Objectives: Smoking plays an important role in oral cancer development; however, the molecular carcinogenesis mechanism in oral mucosa is not well understood. The aim of this study was to examine and compare the levels of p65 nuclear factor κB (NF-κB), p38 mitogen-activated protein kinase (MAPK), and inducible nitric oxide synthase (iNOS) expressions between oral mucosa of nonsmoker and smoker volunteers.
Methods: Oral cheek mucosa was collected from 78 volunteers. Smokers were divided into 2 subgroups: light smokers (<40 pack years) and heavy smokers (≥40 pack years). Paraffinized tissue immunochemistry was carried out for p65 NF-κB, p38 MAPK, and iNOS expression with specific antibodies. Results were evaluated based on diffuseness and intensity of staining.
Results: Group 1 composed of 40 nonsmokers: 52.5% were female and 47.5% were male, with a mean age of 46.4 years. Group 2 composed of 38 smokers (20 light smokers, 18 heavy smokers): 39.5% were female and 60.5% were male, with a mean age of 48.9 years.

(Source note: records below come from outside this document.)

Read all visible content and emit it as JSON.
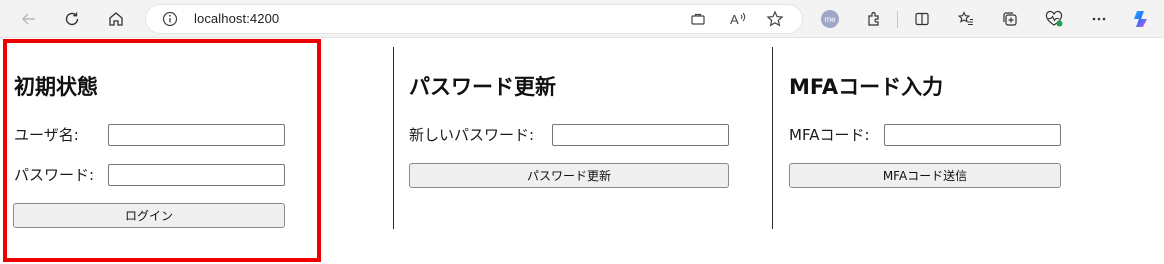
{
  "browser": {
    "url": "localhost:4200",
    "profile_initials": "me",
    "icons": {
      "back": "back-arrow-icon",
      "refresh": "refresh-icon",
      "home": "home-icon",
      "site_info": "info-icon",
      "app_available": "app-available-icon",
      "read_aloud": "read-aloud-icon",
      "favorite": "star-icon",
      "extensions": "extensions-icon",
      "split_screen": "split-screen-icon",
      "favorites_bar": "favorites-list-icon",
      "collections": "collections-icon",
      "browser_essentials": "heart-pulse-icon",
      "more": "more-icon",
      "copilot": "copilot-icon"
    }
  },
  "sections": {
    "initial": {
      "title": "初期状態",
      "username_label": "ユーザ名:",
      "username_value": "",
      "password_label": "パスワード:",
      "password_value": "",
      "login_button": "ログイン",
      "highlighted": true,
      "highlight_color": "#ee0000"
    },
    "password_update": {
      "title": "パスワード更新",
      "new_password_label": "新しいパスワード:",
      "new_password_value": "",
      "update_button": "パスワード更新"
    },
    "mfa": {
      "title": "MFAコード入力",
      "mfa_label": "MFAコード:",
      "mfa_value": "",
      "send_button": "MFAコード送信"
    }
  }
}
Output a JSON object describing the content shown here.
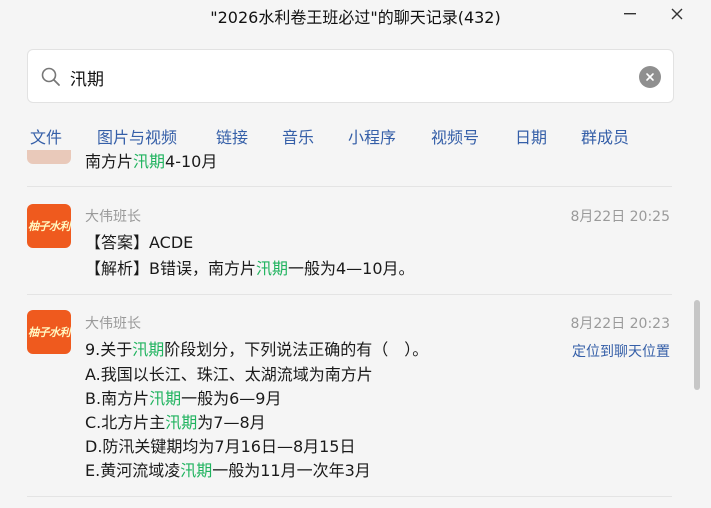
{
  "window": {
    "title": "\"2026水利卷王班必过\"的聊天记录(432)"
  },
  "search": {
    "value": "汛期"
  },
  "tabs": [
    "文件",
    "图片与视频",
    "链接",
    "音乐",
    "小程序",
    "视频号",
    "日期",
    "群成员"
  ],
  "messages": [
    {
      "partial": true,
      "segments": [
        [
          "南方片",
          ""
        ],
        [
          "汛期",
          "hl"
        ],
        [
          "4-10月",
          ""
        ]
      ]
    },
    {
      "avatar_text": "柚子水利",
      "sender": "大伟班长",
      "time": "8月22日 20:25",
      "lines": [
        [
          [
            "【答案】ACDE",
            ""
          ]
        ],
        [
          [
            "【解析】B错误，南方片",
            ""
          ],
          [
            "汛期",
            "hl"
          ],
          [
            "一般为4—10月。",
            ""
          ]
        ]
      ]
    },
    {
      "avatar_text": "柚子水利",
      "sender": "大伟班长",
      "time": "8月22日 20:23",
      "locate_label": "定位到聊天位置",
      "lines": [
        [
          [
            "9.关于",
            ""
          ],
          [
            "汛期",
            "hl"
          ],
          [
            "阶段划分，下列说法正确的有（　）。",
            ""
          ]
        ],
        [
          [
            "A.我国以长江、珠江、太湖流域为南方片",
            ""
          ]
        ],
        [
          [
            "B.南方片",
            ""
          ],
          [
            "汛期",
            "hl"
          ],
          [
            "一般为6—9月",
            ""
          ]
        ],
        [
          [
            "C.北方片主",
            ""
          ],
          [
            "汛期",
            "hl"
          ],
          [
            "为7—8月",
            ""
          ]
        ],
        [
          [
            "D.防汛关键期均为7月16日—8月15日",
            ""
          ]
        ],
        [
          [
            "E.黄河流域凌",
            ""
          ],
          [
            "汛期",
            "hl"
          ],
          [
            "一般为11月一次年3月",
            ""
          ]
        ]
      ]
    }
  ],
  "colors": {
    "highlight": "#1fb35e",
    "link": "#355fa8",
    "avatar_bg": "#ef5a1e"
  },
  "scroll": {
    "thumb_fraction_start": 0.42,
    "thumb_fraction_size": 0.25
  }
}
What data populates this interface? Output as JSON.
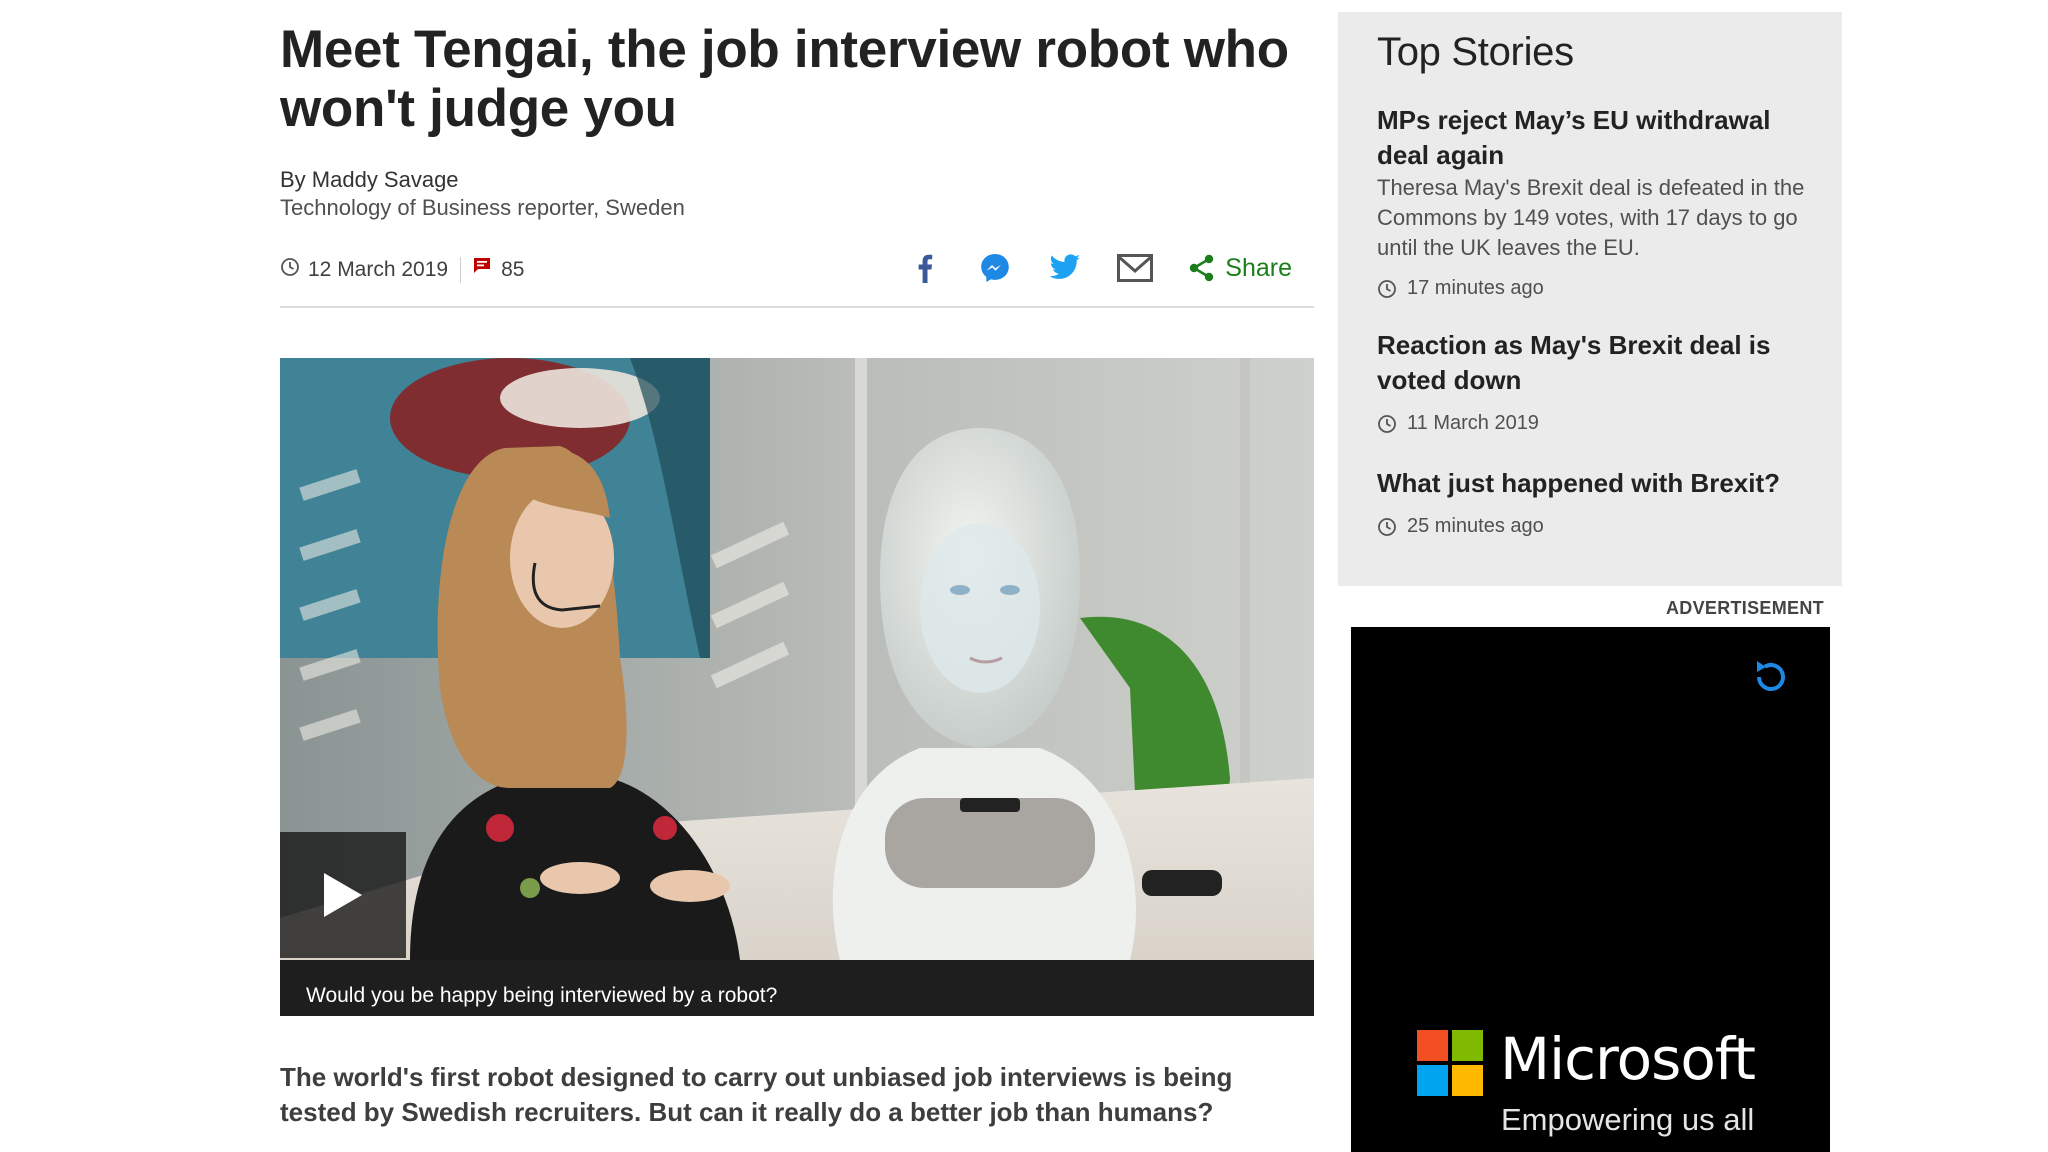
{
  "article": {
    "title": "Meet Tengai, the job interview robot who won't judge you",
    "author": "By Maddy Savage",
    "author_role": "Technology of Business reporter, Sweden",
    "date": "12 March 2019",
    "comment_count": "85",
    "share_label": "Share",
    "share_icons": [
      "facebook-icon",
      "messenger-icon",
      "twitter-icon",
      "email-icon"
    ],
    "video_caption": "Would you be happy being interviewed by a robot?",
    "lede": "The world's first robot designed to carry out unbiased job interviews is being tested by Swedish recruiters. But can it really do a better job than humans?"
  },
  "sidebar": {
    "heading": "Top Stories",
    "stories": [
      {
        "headline": "MPs reject May’s EU withdrawal deal again",
        "summary": "Theresa May's Brexit deal is defeated in the Commons by 149 votes, with 17 days to go until the UK leaves the EU.",
        "time": "17 minutes ago"
      },
      {
        "headline": "Reaction as May's Brexit deal is voted down",
        "time": "11 March 2019"
      },
      {
        "headline": "What just happened with Brexit?",
        "time": "25 minutes ago"
      }
    ]
  },
  "advert": {
    "label": "ADVERTISEMENT",
    "brand": "Microsoft",
    "tagline": "Empowering us all",
    "logo_colors": [
      "#f25022",
      "#7fba00",
      "#00a4ef",
      "#ffb900"
    ]
  },
  "colors": {
    "share_green": "#1a7f1a",
    "facebook_blue": "#3b5998",
    "messenger_blue": "#1e88e5",
    "twitter_blue": "#1da1f2",
    "comment_red": "#c00000",
    "sidebar_bg": "#ebebeb"
  }
}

Total immunohistochemical staining scores of smokers were significantly higher compared with those of nonsmokers in p65 NF-κB, p38 MAPK, and iNOS expression (P < 0.001). The highest p65 NF-κB, p38 MAPK, and iNOS expression levels were detected in the oral mucosa of heavy smokers. The expression of iNOS and p65 NF-κB in heavy smokers was significantly higher compared to that in light smokers (P < 0.01 and P < 0.05, respectively). Although p38 MAPK expressions were higher in heavy smokers compared with light smokers, the difference was not statistically significant (P > 0.05).
Conclusions: Our results show for the first time the significant increase in the expression of p65 NF-κB and p38 MAPK in the oral mucosa of smokers. Levels of p65 NF-κB, p38 MAPK, and iNOS expression in the oral mucosa of smokers were related to the number of pack years.